FCC to Study Repeal of Mass-Media-Ownership Rules


Washington -- The Federal Communications Commission lastweek approved a plan that could result in the repeal or modification of keymass-media-ownership rules later this year.

Under the Telecommunications Act of 1996, the FCC isobligated to review biennially all of its ownership rules to determine whether the rulescontinue to serve the public interest.

Among other things, the FCC said it would review the ban onthe common ownership of a TV station and a cable system in the same market and the ban onthe common ownership of a daily newspaper and a TV station in the same market.

The FCC will take the next few months to study the rulesbefore deciding whether it will actually go forward with any changes, said Mass MediaBureau chief Roy Stewart.

The debate will likely be an intense struggle between thosewho view ownership restrictions as outdated in an era of explosive bandwidth and those whoview relaxation as an invitation to media barons to expand their empires at the expense ofwomen, small businesses and minorities.

FCC chairman William Kennard said the review is one of themost important issues that the agency will tackle this year -- particularly the rules onbroadcasting.

The FCC is also considering whether to allow ownership oftwo TV stations in the same market and to allow ownership of a TV station and radiostation in the same market.

Kennard said he will be guided depending on whether currentbroadcast-ownership rules are working to promote competition and ownership diversity.
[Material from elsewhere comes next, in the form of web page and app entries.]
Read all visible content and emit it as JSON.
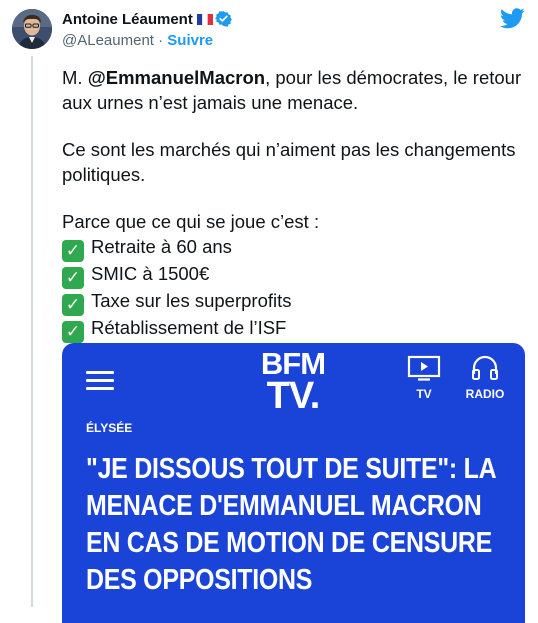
{
  "tweet": {
    "author_name": "Antoine Léaument",
    "flag_icon": "french-flag-icon",
    "verified_icon": "verified-badge-icon",
    "handle": "@ALeaument",
    "separator": " · ",
    "follow_label": "Suivre",
    "twitter_logo": "twitter-bird-icon",
    "text": {
      "line1_prefix": "M. ",
      "mention": "@EmmanuelMacron",
      "line1_suffix": ", pour les démocrates, le retour aux urnes n’est jamais une menace.",
      "paragraph2": "Ce sont les marchés qui n’aiment pas les changements politiques.",
      "paragraph3_intro": "Parce que ce qui se joue c’est :",
      "check_glyph": "✓",
      "items": [
        "Retraite à 60 ans",
        "SMIC à 1500€",
        "Taxe sur les superprofits",
        "Rétablissement de l’ISF"
      ]
    }
  },
  "card": {
    "background": "#1a44d8",
    "logo_line1": "BFM",
    "logo_line2": "TV.",
    "nav_tv_label": "TV",
    "nav_radio_label": "RADIO",
    "category": "ÉLYSÉE",
    "headline": "\"JE DISSOUS TOUT DE SUITE\": LA MENACE D'EMMANUEL MACRON EN CAS DE MOTION DE CENSURE DES OPPOSITIONS"
  },
  "colors": {
    "link": "#1d9bf0",
    "secondary_text": "#536471",
    "check_green": "#2fa84f"
  }
}
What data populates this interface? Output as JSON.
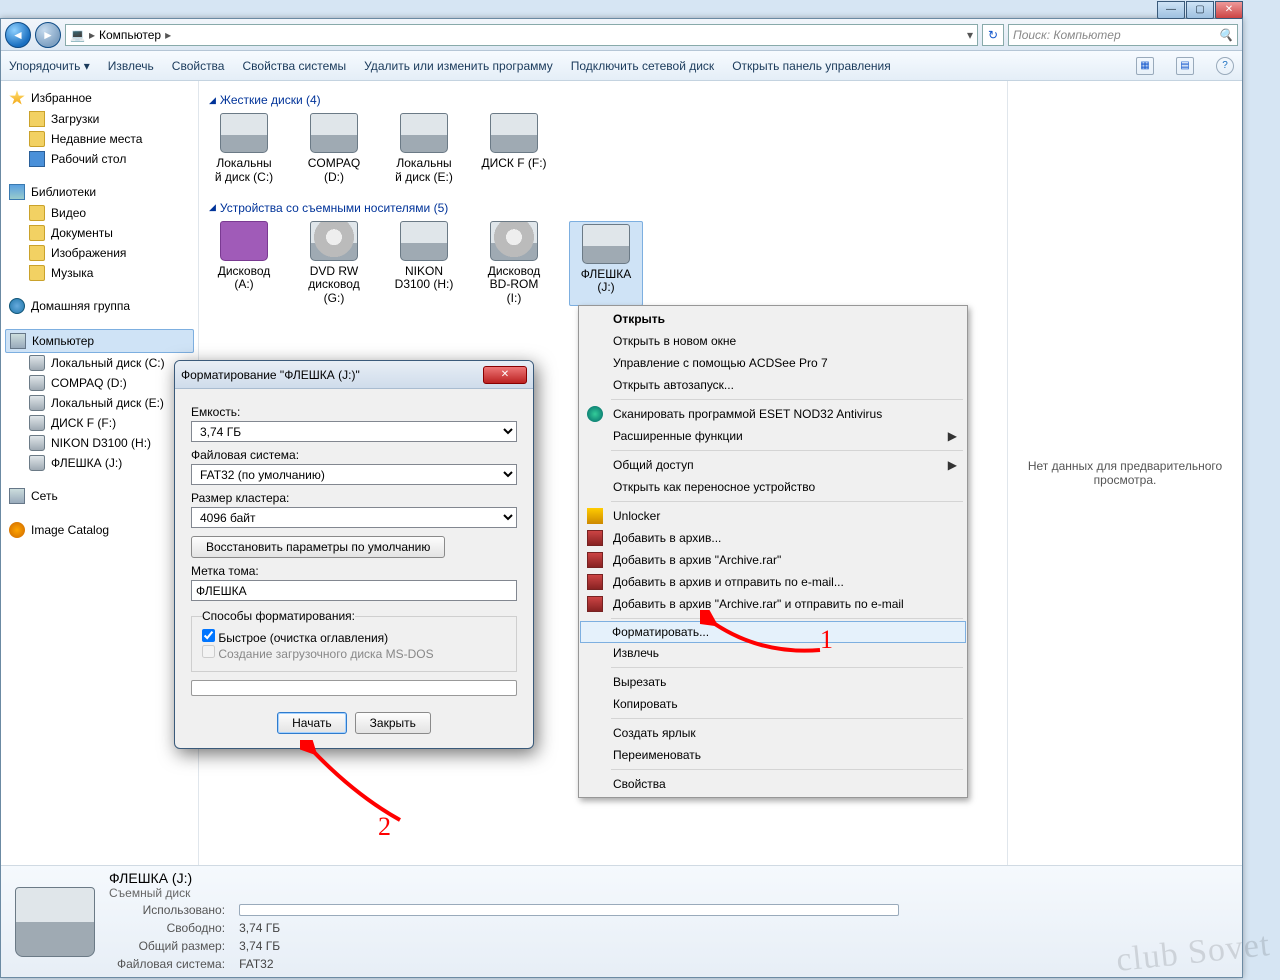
{
  "titlebar": {
    "min": "—",
    "max": "▢",
    "close": "✕"
  },
  "nav": {
    "back": "◄",
    "fwd": "►",
    "icon": "💻",
    "segments": [
      "Компьютер"
    ],
    "refresh": "↻",
    "search_placeholder": "Поиск: Компьютер",
    "search_icon": "🔍"
  },
  "toolbar": {
    "organize": "Упорядочить ▾",
    "eject": "Извлечь",
    "props": "Свойства",
    "sysprops": "Свойства системы",
    "programs": "Удалить или изменить программу",
    "mapdrive": "Подключить сетевой диск",
    "cp": "Открыть панель управления",
    "view": "▦",
    "pane": "▤",
    "help": "?"
  },
  "sidebar": {
    "fav": "Избранное",
    "fav_items": [
      "Загрузки",
      "Недавние места",
      "Рабочий стол"
    ],
    "lib": "Библиотеки",
    "lib_items": [
      "Видео",
      "Документы",
      "Изображения",
      "Музыка"
    ],
    "hg": "Домашняя группа",
    "comp": "Компьютер",
    "comp_items": [
      "Локальный диск (C:)",
      "COMPAQ (D:)",
      "Локальный диск (E:)",
      "ДИСК F (F:)",
      "NIKON D3100 (H:)",
      "ФЛЕШКА (J:)"
    ],
    "net": "Сеть",
    "cat": "Image Catalog"
  },
  "main": {
    "sec1": "Жесткие диски (4)",
    "hdd": [
      {
        "l1": "Локальны",
        "l2": "й диск (C:)"
      },
      {
        "l1": "COMPAQ",
        "l2": "(D:)"
      },
      {
        "l1": "Локальны",
        "l2": "й диск (E:)"
      },
      {
        "l1": "ДИСК F (F:)",
        "l2": ""
      }
    ],
    "sec2": "Устройства со съемными носителями (5)",
    "rem": [
      {
        "l1": "Дисковод",
        "l2": "(A:)",
        "t": "floppy"
      },
      {
        "l1": "DVD RW",
        "l2": "дисковод",
        "l3": "(G:)",
        "t": "dvd"
      },
      {
        "l1": "NIKON",
        "l2": "D3100 (H:)",
        "t": "hdd"
      },
      {
        "l1": "Дисковод",
        "l2": "BD-ROM",
        "l3": "(I:)",
        "t": "dvd"
      },
      {
        "l1": "ФЛЕШКА",
        "l2": "(J:)",
        "t": "hdd",
        "sel": true
      }
    ]
  },
  "preview": "Нет данных для предварительного просмотра.",
  "ctx": {
    "items": [
      {
        "t": "Открыть",
        "bold": true
      },
      {
        "t": "Открыть в новом окне"
      },
      {
        "t": "Управление с помощью ACDSee Pro 7"
      },
      {
        "t": "Открыть автозапуск..."
      },
      {
        "sep": true
      },
      {
        "t": "Сканировать программой ESET NOD32 Antivirus",
        "ic": "eset"
      },
      {
        "t": "Расширенные функции",
        "sub": "▶"
      },
      {
        "sep": true
      },
      {
        "t": "Общий доступ",
        "sub": "▶"
      },
      {
        "t": "Открыть как переносное устройство"
      },
      {
        "sep": true
      },
      {
        "t": "Unlocker",
        "ic": "unlk"
      },
      {
        "t": "Добавить в архив...",
        "ic": "rar"
      },
      {
        "t": "Добавить в архив \"Archive.rar\"",
        "ic": "rar"
      },
      {
        "t": "Добавить в архив и отправить по e-mail...",
        "ic": "rar"
      },
      {
        "t": "Добавить в архив \"Archive.rar\" и отправить по e-mail",
        "ic": "rar"
      },
      {
        "sep": true
      },
      {
        "t": "Форматировать...",
        "hl": true
      },
      {
        "t": "Извлечь"
      },
      {
        "sep": true
      },
      {
        "t": "Вырезать"
      },
      {
        "t": "Копировать"
      },
      {
        "sep": true
      },
      {
        "t": "Создать ярлык"
      },
      {
        "t": "Переименовать"
      },
      {
        "sep": true
      },
      {
        "t": "Свойства"
      }
    ]
  },
  "dlg": {
    "title": "Форматирование \"ФЛЕШКА (J:)\"",
    "cap_label": "Емкость:",
    "cap_val": "3,74 ГБ",
    "fs_label": "Файловая система:",
    "fs_val": "FAT32 (по умолчанию)",
    "au_label": "Размер кластера:",
    "au_val": "4096 байт",
    "restore": "Восстановить параметры по умолчанию",
    "vol_label": "Метка тома:",
    "vol_val": "ФЛЕШКА",
    "opts_legend": "Способы форматирования:",
    "quick": "Быстрое (очистка оглавления)",
    "msdos": "Создание загрузочного диска MS-DOS",
    "start": "Начать",
    "close": "Закрыть"
  },
  "details": {
    "name": "ФЛЕШКА (J:)",
    "type": "Съемный диск",
    "used_l": "Использовано:",
    "free_l": "Свободно:",
    "free_v": "3,74 ГБ",
    "total_l": "Общий размер:",
    "total_v": "3,74 ГБ",
    "fs_l": "Файловая система:",
    "fs_v": "FAT32"
  },
  "anno": {
    "n1": "1",
    "n2": "2"
  },
  "watermark": "club Sovet"
}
In a prepared statement, Kennard said, "Retainingdiversity of ownership of broadcast outlets is, in my view, vital to the democraticprocess."

FCC commissioner Susan Ness indicated that she would becautious about relaxing the rules in the wake of what she called "dramaticconsolidation" in radio and TV over the last two years.

"Some argue that media consolidation does not have anadverse effect on diversity. That is not so," Ness said. "What's needed areindependently owned outlets, not a variety of content controlled by one owner."

Commissioner Harold Furchtgott-Roth said many of the rulesunder review are justified based on "spectrum scarcity" -- a rationale thataffords an expansive role for government in regulating ownership of the airwaves.

"I believe that the commission is obliged to reviewthe factual underpinnings of this 55-year-old rationale to see whether they continue tohold true in today's age," Furchtgott-Roth said.

FCC commissioner Michael Powell said many of the rulesexist to promote diversity, which, he said, is a subjective term, "debated often inamorphous terms."

Retaining the rules based on diversity of ownership, hesaid, had to be done with "adequate rigor and clarity," or the courts will voidthem.